> YOUR OBJECTIVE:
Search the listing below for the word "icon" and copy each line where it appears.

> RECORDS FOR THIS TASK:
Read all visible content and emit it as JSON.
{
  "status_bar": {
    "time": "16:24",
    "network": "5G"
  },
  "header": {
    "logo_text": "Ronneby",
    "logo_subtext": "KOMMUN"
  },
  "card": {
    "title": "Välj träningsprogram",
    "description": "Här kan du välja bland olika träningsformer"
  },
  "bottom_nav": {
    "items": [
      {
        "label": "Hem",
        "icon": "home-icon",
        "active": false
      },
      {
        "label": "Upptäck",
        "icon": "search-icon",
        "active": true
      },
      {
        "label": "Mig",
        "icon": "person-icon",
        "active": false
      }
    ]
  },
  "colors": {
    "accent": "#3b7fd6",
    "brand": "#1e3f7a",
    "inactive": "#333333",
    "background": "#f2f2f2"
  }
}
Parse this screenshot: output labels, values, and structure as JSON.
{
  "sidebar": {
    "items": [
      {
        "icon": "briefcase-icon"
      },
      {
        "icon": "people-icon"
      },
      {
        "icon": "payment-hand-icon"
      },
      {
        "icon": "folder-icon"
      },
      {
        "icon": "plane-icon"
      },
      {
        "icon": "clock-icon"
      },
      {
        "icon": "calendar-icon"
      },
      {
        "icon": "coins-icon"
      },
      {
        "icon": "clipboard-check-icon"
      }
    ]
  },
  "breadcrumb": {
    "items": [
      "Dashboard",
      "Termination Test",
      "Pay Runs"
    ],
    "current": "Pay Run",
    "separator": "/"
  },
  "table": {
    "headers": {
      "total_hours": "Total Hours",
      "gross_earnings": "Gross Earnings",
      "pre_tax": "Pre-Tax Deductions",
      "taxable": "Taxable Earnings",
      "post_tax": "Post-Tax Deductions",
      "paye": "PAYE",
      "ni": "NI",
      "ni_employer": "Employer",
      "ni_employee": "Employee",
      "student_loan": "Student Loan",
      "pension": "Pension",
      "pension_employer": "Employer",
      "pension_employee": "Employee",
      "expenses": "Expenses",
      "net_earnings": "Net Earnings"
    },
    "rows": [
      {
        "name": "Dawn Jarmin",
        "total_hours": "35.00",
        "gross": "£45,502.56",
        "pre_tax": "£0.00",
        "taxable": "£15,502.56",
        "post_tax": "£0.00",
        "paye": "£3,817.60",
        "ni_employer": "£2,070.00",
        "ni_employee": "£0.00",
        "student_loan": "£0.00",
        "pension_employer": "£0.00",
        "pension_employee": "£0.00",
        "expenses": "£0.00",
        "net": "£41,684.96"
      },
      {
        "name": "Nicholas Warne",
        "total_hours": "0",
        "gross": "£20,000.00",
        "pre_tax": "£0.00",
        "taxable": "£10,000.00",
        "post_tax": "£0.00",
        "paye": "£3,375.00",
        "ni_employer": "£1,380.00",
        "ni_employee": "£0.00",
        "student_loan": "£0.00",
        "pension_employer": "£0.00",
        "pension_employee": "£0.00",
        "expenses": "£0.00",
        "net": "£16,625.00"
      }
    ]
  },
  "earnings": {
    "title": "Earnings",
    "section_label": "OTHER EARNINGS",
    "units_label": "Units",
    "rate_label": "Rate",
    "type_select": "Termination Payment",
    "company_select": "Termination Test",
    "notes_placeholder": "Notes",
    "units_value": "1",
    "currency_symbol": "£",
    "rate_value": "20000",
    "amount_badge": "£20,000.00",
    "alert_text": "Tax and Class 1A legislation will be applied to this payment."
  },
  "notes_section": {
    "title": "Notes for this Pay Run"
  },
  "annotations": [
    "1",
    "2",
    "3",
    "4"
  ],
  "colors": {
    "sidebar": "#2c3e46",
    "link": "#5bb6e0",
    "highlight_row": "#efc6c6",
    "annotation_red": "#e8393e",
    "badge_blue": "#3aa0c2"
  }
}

> ANSWER SPACE:
        "icon": "home-icon",
        "icon": "search-icon",
        "icon": "person-icon",
        "icon": "briefcase-icon"
        "icon": "people-icon"
        "icon": "payment-hand-icon"
        "icon": "folder-icon"
        "icon": "plane-icon"
        "icon": "clock-icon"
        "icon": "calendar-icon"
        "icon": "coins-icon"
        "icon": "clipboard-check-icon"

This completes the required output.